In order to build support for and justify government programs, the Historical Section set out to document America, often at her most vulnerable, and the successful administration of relief service. The Farm Security Administration—Office of War Information (FSA-OWI) produced some of the most iconic images of the Great Depression and World War II. Unit photographers were sent across the country. The negatives were sent to Washington, DC. The growing collection came to be known as “The File.”
Read more and navigate your towns Ag history HERE.
American History, it’s not boring. (And it’s worth knowing.) Just ask J.L. Bell, a historian who writes on his well-curated blog about the start of the American Revolution in and around Boston.
How can we sell you on studying up on your American history? Well, we could give you the 3 a.m. infomercial-style pragmatic sales pitch, i.e.”Tired of being confused by the nightly news? Do you want a better understanding of today’s most prescient political arguments? Learn more about American’s aversion to taxation, the country’s long-standing tradition of underpaying agricultural workers, and the foundations of a long-entrenched and still-present racial, gender, and class-based hierarchy– and many more!”
Or, we could appeal to your competitive side. i.e. “Trivia night!!!! VICTORY!!! It’s IN YOUR HAAANDS!!”
We could. But today I think we’ll try selling you sensationalist style, because colonial history of political dissent turns out to be far juicier than today’s petition-signing. i.e. Tune in to today’s American history on Boston 1775 for the ARSEN OF THE COURTHOUSE BY ANGRY MOB, the TARRING AND FEATHERING of public officials, and the HANGING OF THE TAXMAN EFFIGY. You won’t want to miss this!”
And really, I think you won’t.
Can You Sing “Maine”?
Songs of Maine’s Fishermen, Sailors, Lumberjacks, River Drivers, & Shore Workers
featuring: From Away Downeast, America’s Easternmost Chantey Group will be playing the fiddle, guitar, banjo, and harmonica this week in Maine, and we highly recommend you make it one (if not both) of the shows. Singing along is strongly encouraged, and family members of all ages are welcome to attend.
First, they will performing Monday, August 17th at 7:00 p.m. at the Indian River Community Association at 1440 Indian River Road in Addison, ME. Admission to this event will be by donation to the building repair fund. For more information, email firstname.lastname@example.org or call 207-497-2450.
Then! On Wednesday, August 19th, Songs of Maine will continue with a FREE SHOW at the Pembroke Library on 221 Old County Road, Pembroke, ME, opposite the fair grounds and horse track. For more information on this show, call 207-726-4747, 726-4745, or email email@example.com
Around the turn of the century, the Salvation Army founded three intentional communities in Colorado, Ohio, and California in an effort to relieve urban poverty that followed in the wake of rapid industrialization. Conceived by founder William Booth, the project was organized by his son-in-law Frederick Booth-Tucker, commander of the Salvation Army in the United States.
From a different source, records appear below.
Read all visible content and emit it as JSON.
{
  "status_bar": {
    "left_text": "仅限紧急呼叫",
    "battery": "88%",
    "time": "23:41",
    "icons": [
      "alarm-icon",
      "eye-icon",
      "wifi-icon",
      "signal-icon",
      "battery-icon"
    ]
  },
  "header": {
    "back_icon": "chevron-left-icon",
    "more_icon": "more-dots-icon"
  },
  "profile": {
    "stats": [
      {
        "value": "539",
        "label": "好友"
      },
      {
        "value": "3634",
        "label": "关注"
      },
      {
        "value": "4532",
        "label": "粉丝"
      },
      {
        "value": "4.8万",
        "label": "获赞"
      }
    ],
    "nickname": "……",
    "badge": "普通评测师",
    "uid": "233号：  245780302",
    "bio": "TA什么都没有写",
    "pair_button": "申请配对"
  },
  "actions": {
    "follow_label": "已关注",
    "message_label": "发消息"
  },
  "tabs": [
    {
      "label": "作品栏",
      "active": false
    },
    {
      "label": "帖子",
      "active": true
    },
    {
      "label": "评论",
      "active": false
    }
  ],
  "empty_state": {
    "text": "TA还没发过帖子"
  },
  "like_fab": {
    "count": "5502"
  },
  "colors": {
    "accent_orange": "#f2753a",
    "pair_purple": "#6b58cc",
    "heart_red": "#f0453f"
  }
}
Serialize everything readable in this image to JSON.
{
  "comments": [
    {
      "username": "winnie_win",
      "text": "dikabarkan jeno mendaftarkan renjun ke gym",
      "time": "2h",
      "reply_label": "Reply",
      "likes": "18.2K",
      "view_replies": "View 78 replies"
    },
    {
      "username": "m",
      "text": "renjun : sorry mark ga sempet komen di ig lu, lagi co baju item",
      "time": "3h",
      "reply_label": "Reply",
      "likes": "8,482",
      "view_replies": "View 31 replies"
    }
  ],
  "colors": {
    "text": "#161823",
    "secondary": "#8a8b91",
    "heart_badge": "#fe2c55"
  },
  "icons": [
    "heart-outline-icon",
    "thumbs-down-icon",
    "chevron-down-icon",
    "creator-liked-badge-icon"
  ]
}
Clark Spence’s account of this back-to-the-land experiment is at once agricultural, social, religious, and even political history enacted on both sides of the Atlantic: in the irrigated beet and alfalfa fields where small farmers fought hoppers, drought, or saline soil in an effort to wrest a living from their twenty acres; at the fund-raising meetings where the Booth-Tuckers garnered both applause and dollars from business leaders; and in the halls of Congress and Parliament where Army supporters argued in vain for government subsidies.